Term Definition
Children Dependent individuals aged under 16; or aged 16 to 19 in full-time non-advanced education. Figures on the proportion of children living in low income families are derived for children under 16 as a percentage of the under 16 population.
Family A single adult; or a married or cohabitating couple; or a Civil Partnership; and any dependent children.
Equivalised income Income is gross income Before Housing Costs (BHC) and includes contributions from earnings, state support and pensions. Equivalisation adjusts incomes for family size and composition; taking an adult couple with no children as the reference point.
Relative low income A family in low income Before Housing Costs (BHC) in the reference year. A family must have claimed one or more of Universal Credit, Tax Credits or Housing Benefit at any point in the year to be classed as low income in these statistics.
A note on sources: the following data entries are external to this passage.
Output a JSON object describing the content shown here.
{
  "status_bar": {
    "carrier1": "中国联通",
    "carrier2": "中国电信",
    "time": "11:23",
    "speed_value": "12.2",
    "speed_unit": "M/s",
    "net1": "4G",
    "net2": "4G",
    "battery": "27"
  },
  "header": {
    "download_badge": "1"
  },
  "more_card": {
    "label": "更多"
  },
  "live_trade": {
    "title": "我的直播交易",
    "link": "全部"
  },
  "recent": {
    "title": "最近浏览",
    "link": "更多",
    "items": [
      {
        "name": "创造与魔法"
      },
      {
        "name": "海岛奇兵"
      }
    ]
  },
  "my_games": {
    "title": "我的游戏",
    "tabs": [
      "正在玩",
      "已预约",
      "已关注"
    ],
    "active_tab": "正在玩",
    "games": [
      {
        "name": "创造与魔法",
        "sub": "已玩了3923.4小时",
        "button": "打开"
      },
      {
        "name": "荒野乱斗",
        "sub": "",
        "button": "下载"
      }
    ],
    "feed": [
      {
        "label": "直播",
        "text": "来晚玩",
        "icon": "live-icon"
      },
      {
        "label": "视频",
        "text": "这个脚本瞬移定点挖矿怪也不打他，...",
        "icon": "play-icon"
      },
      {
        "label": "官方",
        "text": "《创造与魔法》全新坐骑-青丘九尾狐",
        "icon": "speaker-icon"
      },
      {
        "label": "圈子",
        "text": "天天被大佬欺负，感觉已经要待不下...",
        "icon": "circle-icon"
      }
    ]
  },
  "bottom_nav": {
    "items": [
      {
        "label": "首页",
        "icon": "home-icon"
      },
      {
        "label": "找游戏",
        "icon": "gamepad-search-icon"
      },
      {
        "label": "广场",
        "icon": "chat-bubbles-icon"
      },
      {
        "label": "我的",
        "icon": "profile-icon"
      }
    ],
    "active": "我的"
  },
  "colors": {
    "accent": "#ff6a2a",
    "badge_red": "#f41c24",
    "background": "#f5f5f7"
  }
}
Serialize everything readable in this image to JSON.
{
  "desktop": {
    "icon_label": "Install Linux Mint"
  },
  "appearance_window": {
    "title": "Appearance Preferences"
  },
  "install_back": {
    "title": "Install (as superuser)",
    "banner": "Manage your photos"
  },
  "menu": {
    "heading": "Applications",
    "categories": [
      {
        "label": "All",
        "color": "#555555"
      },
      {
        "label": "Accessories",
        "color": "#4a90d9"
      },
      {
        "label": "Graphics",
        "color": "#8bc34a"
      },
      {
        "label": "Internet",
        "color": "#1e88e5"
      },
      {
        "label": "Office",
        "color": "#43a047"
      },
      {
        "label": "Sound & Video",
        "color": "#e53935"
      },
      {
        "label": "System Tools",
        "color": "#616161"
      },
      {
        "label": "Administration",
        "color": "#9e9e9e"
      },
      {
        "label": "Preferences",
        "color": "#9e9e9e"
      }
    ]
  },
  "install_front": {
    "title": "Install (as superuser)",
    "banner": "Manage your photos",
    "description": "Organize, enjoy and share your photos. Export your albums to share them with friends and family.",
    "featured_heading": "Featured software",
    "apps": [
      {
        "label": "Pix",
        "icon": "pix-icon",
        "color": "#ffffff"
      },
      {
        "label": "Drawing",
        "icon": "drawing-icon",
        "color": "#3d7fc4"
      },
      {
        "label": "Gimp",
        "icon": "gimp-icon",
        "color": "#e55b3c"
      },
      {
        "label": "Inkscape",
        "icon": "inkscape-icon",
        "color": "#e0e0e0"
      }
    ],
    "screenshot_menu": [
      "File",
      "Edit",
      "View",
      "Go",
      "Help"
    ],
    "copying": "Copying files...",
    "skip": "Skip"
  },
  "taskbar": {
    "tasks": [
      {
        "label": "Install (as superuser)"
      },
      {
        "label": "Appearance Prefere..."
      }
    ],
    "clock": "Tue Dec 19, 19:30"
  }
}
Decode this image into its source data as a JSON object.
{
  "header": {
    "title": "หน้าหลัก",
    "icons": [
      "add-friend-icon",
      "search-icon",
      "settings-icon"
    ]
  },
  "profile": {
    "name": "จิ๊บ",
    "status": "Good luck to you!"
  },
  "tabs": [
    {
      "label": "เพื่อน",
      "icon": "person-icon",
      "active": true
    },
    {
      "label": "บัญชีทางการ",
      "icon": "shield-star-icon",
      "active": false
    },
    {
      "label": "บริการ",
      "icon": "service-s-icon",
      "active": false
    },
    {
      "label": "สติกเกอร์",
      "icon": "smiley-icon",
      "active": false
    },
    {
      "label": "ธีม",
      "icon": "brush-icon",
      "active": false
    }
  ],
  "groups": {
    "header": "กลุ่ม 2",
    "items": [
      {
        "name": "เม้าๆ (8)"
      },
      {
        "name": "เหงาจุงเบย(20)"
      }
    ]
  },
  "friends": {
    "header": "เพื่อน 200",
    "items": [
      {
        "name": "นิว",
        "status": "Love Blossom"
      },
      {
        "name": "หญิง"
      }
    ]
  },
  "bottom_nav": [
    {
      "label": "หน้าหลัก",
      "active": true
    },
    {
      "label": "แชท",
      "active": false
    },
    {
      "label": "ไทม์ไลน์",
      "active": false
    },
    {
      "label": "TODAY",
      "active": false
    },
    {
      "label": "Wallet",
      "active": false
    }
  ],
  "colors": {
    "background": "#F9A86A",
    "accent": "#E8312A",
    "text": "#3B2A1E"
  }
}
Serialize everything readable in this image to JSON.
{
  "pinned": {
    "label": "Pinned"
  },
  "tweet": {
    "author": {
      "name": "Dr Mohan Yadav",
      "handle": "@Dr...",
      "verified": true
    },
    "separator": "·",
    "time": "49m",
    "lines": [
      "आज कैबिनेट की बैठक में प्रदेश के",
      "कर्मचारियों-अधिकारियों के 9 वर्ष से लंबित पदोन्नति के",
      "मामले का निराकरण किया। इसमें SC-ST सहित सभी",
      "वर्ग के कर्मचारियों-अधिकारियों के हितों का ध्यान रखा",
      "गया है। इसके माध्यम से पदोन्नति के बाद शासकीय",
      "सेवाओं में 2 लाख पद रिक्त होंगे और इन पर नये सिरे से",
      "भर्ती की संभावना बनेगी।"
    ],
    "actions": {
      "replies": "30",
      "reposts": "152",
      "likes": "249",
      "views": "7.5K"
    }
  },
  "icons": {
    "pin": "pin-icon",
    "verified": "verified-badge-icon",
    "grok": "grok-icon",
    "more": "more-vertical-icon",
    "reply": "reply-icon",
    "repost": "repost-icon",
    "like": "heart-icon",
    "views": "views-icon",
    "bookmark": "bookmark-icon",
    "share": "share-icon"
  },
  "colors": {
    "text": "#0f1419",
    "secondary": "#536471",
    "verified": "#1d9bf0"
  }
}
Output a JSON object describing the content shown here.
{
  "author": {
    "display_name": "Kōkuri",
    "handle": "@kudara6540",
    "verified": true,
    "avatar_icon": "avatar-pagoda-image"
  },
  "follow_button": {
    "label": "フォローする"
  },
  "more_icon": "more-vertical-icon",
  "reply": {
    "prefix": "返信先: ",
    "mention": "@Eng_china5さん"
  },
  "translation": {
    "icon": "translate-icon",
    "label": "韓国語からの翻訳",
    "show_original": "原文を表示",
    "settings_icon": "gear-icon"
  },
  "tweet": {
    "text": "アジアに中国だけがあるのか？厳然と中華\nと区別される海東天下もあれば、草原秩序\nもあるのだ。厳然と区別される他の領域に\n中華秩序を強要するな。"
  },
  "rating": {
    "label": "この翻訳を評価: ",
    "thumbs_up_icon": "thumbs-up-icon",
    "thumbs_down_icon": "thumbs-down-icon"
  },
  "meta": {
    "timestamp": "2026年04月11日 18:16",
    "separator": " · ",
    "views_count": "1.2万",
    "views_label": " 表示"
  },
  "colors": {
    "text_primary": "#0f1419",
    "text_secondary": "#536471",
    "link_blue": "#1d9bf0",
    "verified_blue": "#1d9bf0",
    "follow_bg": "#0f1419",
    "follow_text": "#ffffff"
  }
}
Absolute low income A family in low income Before Housing Costs (BHC) in the reference year in comparison with incomes in 2010/11. A family must have claimed one or more of Universal Credit, Tax Credits or Housing Benefit at any point in the year to be classed as low income in these statistics.
Work status A family is defined as ‘in-work’ if they have an accumulated period of at least 26 weeks paid employment or self-employment within the 52-week tax year.
Family type Family type accounts for changes in family composition throughout the year (for example, re-partnering, multiple partners). A Lone Parent family type means the parent/guardian has had no partnerships at any point in the year.

 

Links